The injustice of the leasehold law

My chief concern is about the injustice of the leasehold law which provides unscrupulous landlords, including some social housing providers, with opportunities to take advantage of both owning and renting tenants.

I’ve only had about two year’s experience of living in a retirement village with mixed tenure and have been shocked to find that some landlords may legally do anything they wish without meaningful consultation with tenants and much, if any, regard for residents and some are virtually unregulated.  Professional guidelines for open financial accountancy can be, and are, disregarded. 

This situation affects elders more than younger people as elders are more likely to be vulnerable to poor advice, unfair and exploitative practices.  Most elders want a quiet life and reassurance that the landlord complies with reasonably high professional standards.  Mentally, they are more forgetful, more easily confused by legal complexity and more easily hoodwinked.   I guess that all tenants want the same.

Voluntary self-regulation has been highly criticised by AgeUK and many others.  Investigations, tribunals and newspapers have highlighted appalling cases.  As a result, the Competition & Markets Authority in December 2014, made a number of detailed recommendations aimed at improving:

  • prospective purchasers’ awareness of leaseholders’ obligations
  • disclosure, transparency and communication between property managers and leaseholders
  • leaseholders’ access to appropriate forms of redress.         

This attempt to reform leasehold law and bring greater fairness and protection for consumers was generally disregarded by Government and allows murky practices to continue.   

When will the Government address the issues identified by the CMA and causing leaseholder frustration and anger, namely :

  • poor provision of information to prospective purchasers’ regarding their obligations and service charge liabilities for leasehold flats. 
  • the lack of control over the appointment of property managers,
  • poor standards of service,
  • high charges for services arranged by property managers, 
  • unexpected costs and being charged for works they consider unnecessary,
  • poor communication between property managers and leaseholders, 
  • poor transparency of financial transactions,
  • difficulties in getting redress over mis-selling and mal-practice.

Do these problems affect people renting?  Do many people really understand what is ‘lawfully’ going on?  Is this true just and equitable?  Are we heading for another scandal similar to PPI and banking scams?  When will the Government truly uphold universal values of integrity, respect, equality and co-operation and end this dubious and disgraceful arrangement?

Leasehold as a tenure is a significant business growth area for social housing.
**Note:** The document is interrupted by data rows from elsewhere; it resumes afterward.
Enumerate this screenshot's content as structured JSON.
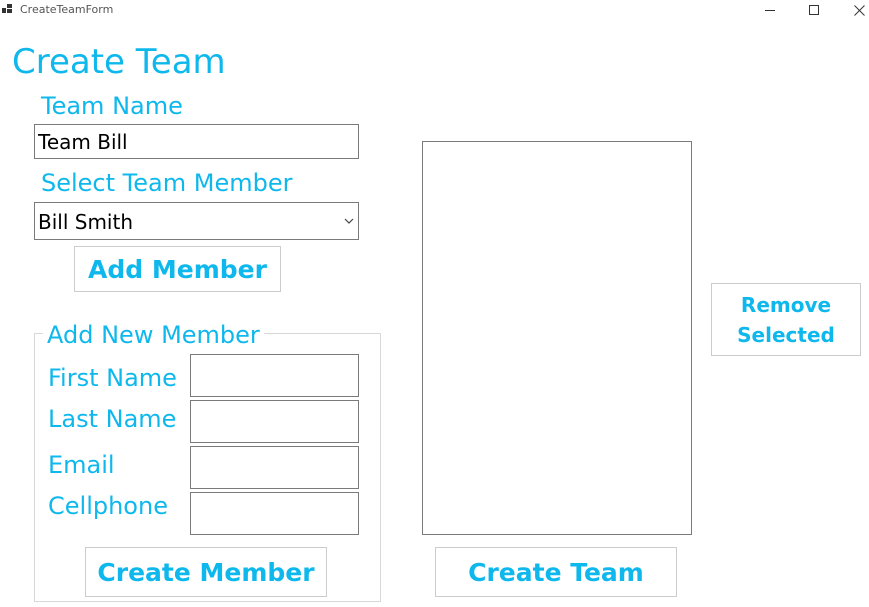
{
  "window": {
    "title": "CreateTeamForm",
    "icon": "app-icon",
    "controls": {
      "minimize": "minimize-icon",
      "maximize": "maximize-icon",
      "close": "close-icon"
    }
  },
  "form": {
    "heading": "Create Team",
    "team_name_label": "Team Name",
    "team_name_value": "Team Bill",
    "select_member_label": "Select Team Member",
    "select_member_value": "Bill Smith",
    "add_member_button": "Add Member"
  },
  "new_member_group": {
    "legend": "Add New Member",
    "first_name_label": "First Name",
    "first_name_value": "",
    "last_name_label": "Last Name",
    "last_name_value": "",
    "email_label": "Email",
    "email_value": "",
    "cellphone_label": "Cellphone",
    "cellphone_value": "",
    "create_member_button": "Create Member"
  },
  "team_members_list": {
    "items": []
  },
  "actions": {
    "remove_selected_line1": "Remove",
    "remove_selected_line2": "Selected",
    "create_team_button": "Create Team"
  },
  "colors": {
    "accent": "#0fb8ec",
    "border": "#7a7a7a",
    "button_border": "#cccccc"
  }
}
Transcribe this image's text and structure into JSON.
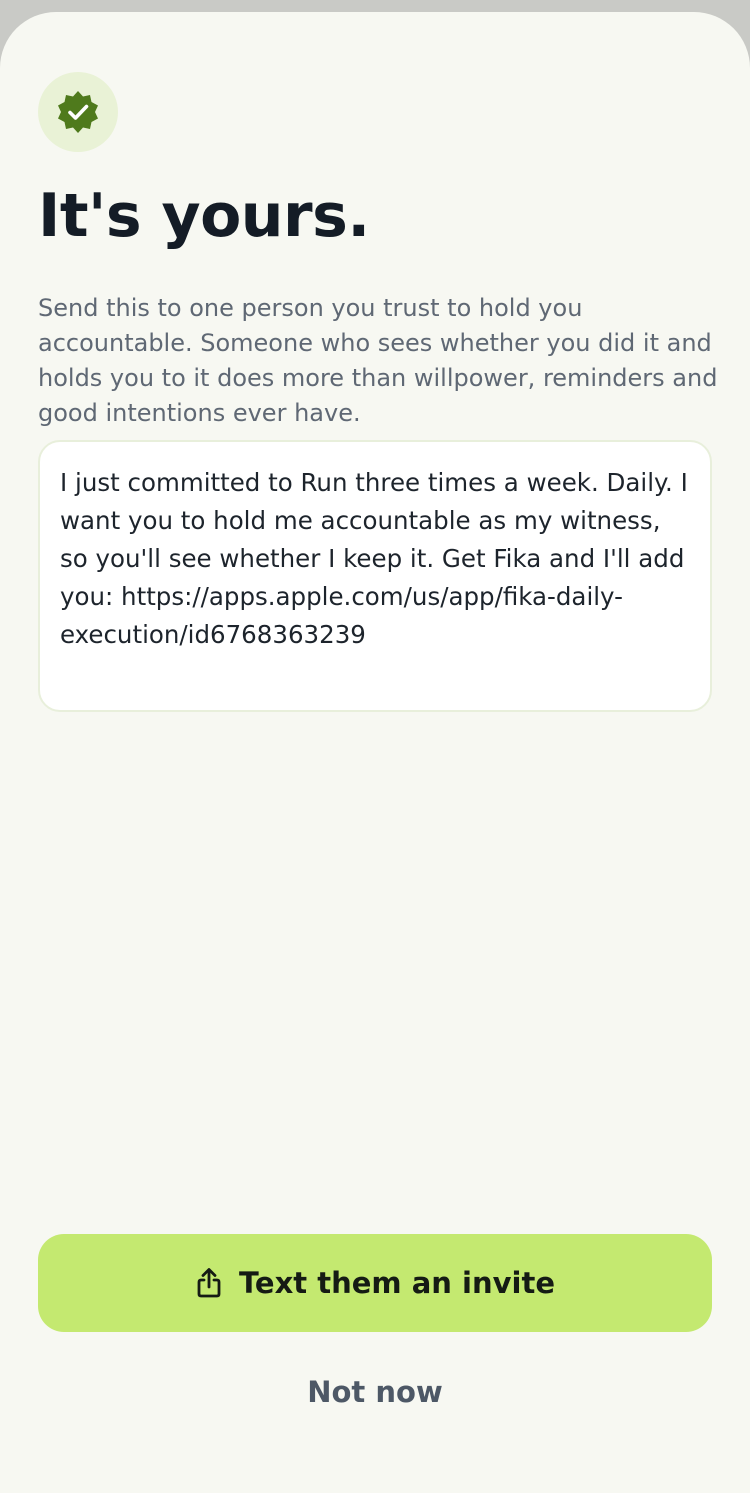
{
  "header": {
    "badge_icon": "verified-check-icon",
    "title": "It's yours."
  },
  "description": "Send this to one person you trust to hold you accountable. Someone who sees whether you did it and holds you to it does more than willpower, reminders and good intentions ever have.",
  "invite_message": "I just committed to Run three times a week. Daily. I want you to hold me accountable as my witness, so you'll see whether I keep it. Get Fika and I'll add you: https://apps.apple.com/us/app/fika-daily-execution/id6768363239",
  "actions": {
    "primary_icon": "share-icon",
    "primary_label": "Text them an invite",
    "secondary_label": "Not now"
  },
  "colors": {
    "background": "#f7f8f2",
    "accent": "#c4e970",
    "badge": "#4f7a1c",
    "title": "#141c26"
  }
}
As Ken, a social housing tenant has pointed out, some landlords are criticised for being less committed to effective engagement of these customers compared to tenants who rent their homes.
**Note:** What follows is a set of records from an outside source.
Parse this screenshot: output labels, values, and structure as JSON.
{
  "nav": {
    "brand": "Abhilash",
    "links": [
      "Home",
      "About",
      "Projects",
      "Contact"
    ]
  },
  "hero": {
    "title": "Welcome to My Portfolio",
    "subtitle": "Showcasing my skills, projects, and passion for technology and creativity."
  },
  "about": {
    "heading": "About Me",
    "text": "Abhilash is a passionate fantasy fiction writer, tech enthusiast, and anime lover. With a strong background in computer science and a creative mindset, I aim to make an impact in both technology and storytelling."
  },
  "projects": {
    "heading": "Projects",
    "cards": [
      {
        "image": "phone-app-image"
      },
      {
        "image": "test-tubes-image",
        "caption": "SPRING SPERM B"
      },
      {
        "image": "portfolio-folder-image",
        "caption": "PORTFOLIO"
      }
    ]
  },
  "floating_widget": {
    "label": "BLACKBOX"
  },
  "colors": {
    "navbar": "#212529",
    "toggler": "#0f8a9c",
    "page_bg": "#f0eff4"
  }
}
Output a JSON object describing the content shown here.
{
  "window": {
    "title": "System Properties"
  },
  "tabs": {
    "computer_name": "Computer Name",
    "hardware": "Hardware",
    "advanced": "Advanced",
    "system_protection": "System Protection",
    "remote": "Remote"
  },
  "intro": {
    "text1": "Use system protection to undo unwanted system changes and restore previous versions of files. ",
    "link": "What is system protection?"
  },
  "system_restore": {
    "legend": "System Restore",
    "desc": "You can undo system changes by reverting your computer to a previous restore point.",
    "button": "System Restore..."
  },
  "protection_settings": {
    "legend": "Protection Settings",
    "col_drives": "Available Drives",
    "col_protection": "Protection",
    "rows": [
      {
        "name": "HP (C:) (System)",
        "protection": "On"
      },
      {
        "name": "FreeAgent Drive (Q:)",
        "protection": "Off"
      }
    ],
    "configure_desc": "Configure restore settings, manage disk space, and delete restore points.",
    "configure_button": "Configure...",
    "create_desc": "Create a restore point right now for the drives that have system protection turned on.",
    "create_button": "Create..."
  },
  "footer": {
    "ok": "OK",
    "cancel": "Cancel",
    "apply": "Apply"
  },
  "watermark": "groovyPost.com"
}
In addition to developing the first best practice guide to leasehold engagement, Tpas can also help you to understand how you can best respond to leaseholders through our self-assessment tool.
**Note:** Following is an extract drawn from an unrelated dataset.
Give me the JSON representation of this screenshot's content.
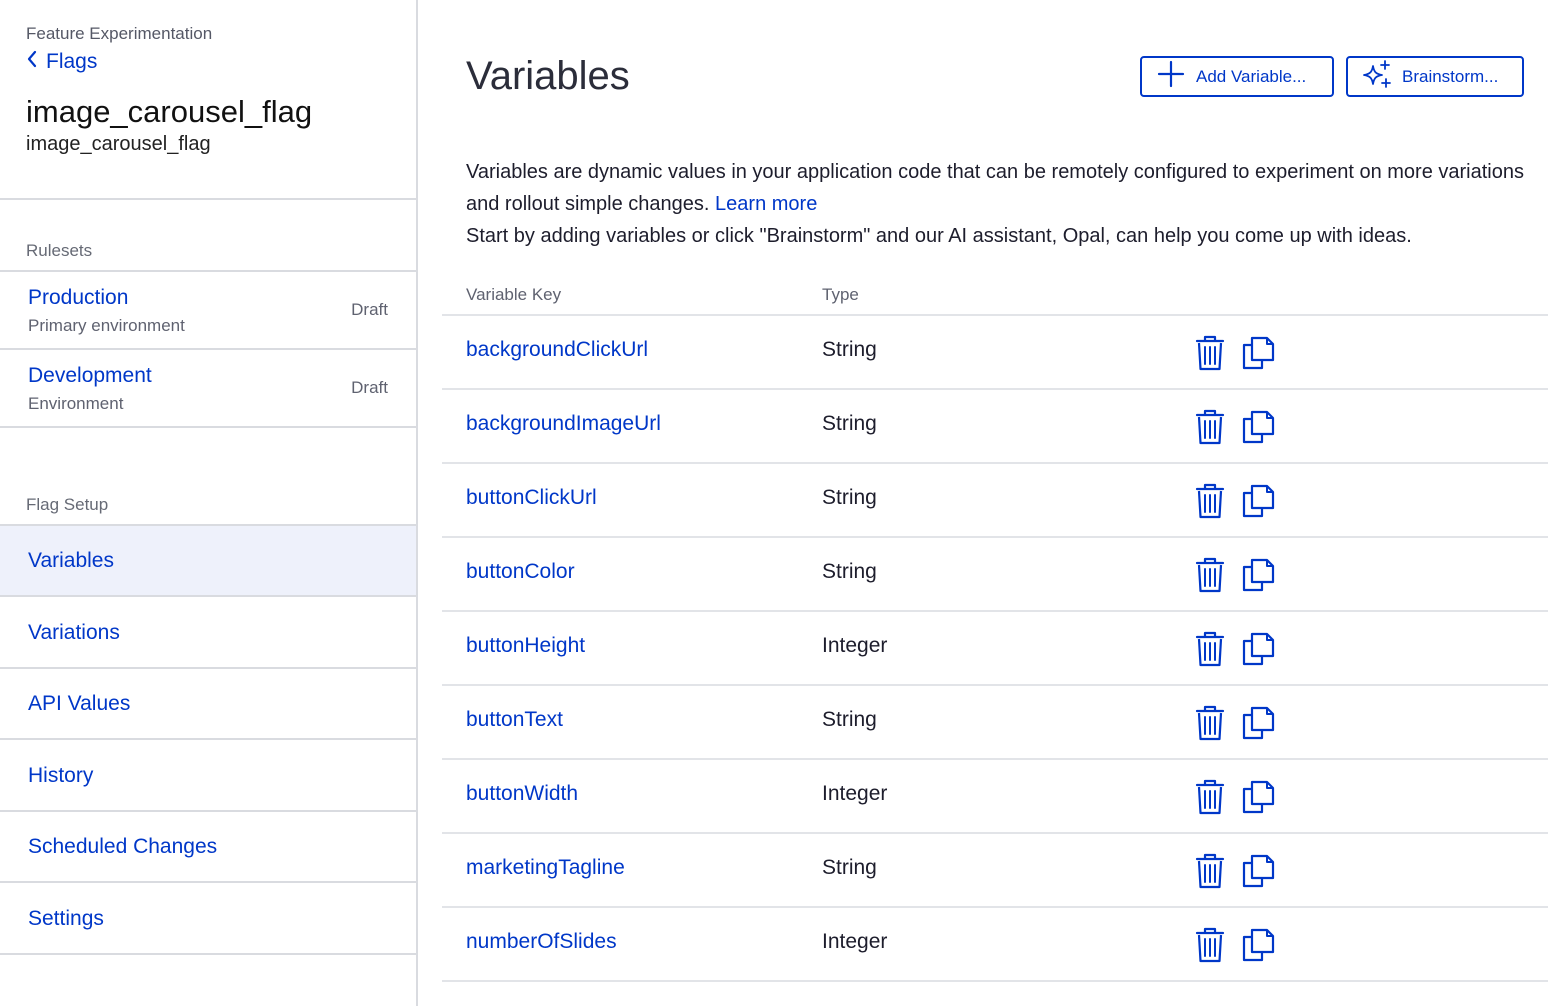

We are committed to raising the standard of leasehold engagement for the benefit of landlords and tenants.